---------- Records supplied ----------
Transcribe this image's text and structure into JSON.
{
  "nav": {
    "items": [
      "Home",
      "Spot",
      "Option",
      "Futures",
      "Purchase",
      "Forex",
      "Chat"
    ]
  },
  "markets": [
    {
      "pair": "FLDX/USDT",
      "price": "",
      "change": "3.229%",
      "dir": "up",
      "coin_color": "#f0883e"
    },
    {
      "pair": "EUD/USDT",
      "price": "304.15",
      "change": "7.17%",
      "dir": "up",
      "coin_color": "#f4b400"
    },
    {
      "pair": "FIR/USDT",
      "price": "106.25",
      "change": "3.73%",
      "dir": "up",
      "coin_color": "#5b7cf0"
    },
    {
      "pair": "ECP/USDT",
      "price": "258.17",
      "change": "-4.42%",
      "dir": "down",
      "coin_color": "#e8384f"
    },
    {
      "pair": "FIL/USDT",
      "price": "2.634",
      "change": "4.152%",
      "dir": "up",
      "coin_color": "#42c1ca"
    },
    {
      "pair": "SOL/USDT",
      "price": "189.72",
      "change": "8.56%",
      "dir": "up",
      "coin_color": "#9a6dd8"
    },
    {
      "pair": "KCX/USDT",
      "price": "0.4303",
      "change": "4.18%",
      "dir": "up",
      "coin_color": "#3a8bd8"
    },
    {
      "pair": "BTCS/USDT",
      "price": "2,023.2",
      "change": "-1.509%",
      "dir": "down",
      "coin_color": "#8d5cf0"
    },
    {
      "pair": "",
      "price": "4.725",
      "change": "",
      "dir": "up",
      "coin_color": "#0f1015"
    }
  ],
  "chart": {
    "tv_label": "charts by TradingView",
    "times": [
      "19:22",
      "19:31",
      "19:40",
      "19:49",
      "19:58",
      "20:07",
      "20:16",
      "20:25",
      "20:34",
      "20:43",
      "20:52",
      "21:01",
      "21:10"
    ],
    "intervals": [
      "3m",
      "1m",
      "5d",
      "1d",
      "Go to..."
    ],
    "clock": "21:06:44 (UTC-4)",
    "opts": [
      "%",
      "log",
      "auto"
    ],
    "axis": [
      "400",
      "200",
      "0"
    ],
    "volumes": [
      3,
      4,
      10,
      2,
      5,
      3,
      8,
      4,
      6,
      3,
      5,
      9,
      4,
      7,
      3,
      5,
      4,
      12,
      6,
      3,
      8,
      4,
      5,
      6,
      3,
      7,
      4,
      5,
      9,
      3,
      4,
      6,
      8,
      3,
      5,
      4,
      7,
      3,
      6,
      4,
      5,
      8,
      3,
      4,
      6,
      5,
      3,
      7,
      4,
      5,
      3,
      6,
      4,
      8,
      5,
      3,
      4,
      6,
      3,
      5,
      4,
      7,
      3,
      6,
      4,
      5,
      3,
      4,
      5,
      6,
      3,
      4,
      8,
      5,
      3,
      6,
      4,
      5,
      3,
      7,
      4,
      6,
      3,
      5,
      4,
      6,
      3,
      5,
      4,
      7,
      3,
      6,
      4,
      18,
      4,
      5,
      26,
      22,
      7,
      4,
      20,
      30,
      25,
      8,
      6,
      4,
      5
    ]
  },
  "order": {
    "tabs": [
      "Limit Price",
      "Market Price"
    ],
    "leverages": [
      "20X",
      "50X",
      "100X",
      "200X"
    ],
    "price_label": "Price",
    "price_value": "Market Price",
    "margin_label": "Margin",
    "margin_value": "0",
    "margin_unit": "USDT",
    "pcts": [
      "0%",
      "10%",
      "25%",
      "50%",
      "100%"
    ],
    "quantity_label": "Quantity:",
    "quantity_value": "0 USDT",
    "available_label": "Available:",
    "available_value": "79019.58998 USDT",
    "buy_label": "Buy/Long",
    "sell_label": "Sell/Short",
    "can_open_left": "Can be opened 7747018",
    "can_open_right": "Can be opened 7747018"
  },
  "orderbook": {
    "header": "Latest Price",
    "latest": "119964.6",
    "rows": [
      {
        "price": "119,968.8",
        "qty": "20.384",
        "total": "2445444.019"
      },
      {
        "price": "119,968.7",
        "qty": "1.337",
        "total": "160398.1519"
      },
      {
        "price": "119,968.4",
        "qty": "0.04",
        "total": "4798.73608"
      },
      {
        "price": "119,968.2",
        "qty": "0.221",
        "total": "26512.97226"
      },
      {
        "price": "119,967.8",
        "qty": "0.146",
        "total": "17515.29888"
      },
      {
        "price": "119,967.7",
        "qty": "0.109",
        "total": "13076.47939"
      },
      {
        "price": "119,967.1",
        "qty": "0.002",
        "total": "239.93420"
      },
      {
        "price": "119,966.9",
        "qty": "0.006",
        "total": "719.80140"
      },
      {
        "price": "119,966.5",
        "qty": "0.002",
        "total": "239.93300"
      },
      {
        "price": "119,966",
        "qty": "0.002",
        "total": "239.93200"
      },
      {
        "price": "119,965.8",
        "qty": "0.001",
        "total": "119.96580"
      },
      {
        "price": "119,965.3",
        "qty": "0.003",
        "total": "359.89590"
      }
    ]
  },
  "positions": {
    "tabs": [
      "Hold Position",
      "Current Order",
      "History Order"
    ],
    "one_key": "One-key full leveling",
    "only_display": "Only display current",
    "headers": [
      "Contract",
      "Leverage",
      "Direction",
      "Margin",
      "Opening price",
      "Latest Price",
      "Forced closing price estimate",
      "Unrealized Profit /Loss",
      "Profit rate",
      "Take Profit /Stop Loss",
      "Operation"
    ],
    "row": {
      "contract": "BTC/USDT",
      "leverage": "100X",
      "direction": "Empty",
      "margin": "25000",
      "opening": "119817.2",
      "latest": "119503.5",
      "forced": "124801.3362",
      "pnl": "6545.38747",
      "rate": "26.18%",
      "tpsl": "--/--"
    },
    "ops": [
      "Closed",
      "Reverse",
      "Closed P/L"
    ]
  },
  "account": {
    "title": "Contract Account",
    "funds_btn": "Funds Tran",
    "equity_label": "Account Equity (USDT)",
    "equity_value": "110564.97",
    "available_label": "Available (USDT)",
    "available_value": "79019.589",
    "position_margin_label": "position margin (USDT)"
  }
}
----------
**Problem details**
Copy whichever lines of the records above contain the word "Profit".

**Answer to this task**
      "Unrealized Profit /Loss",
      "Profit rate",
      "Take Profit /Stop Loss",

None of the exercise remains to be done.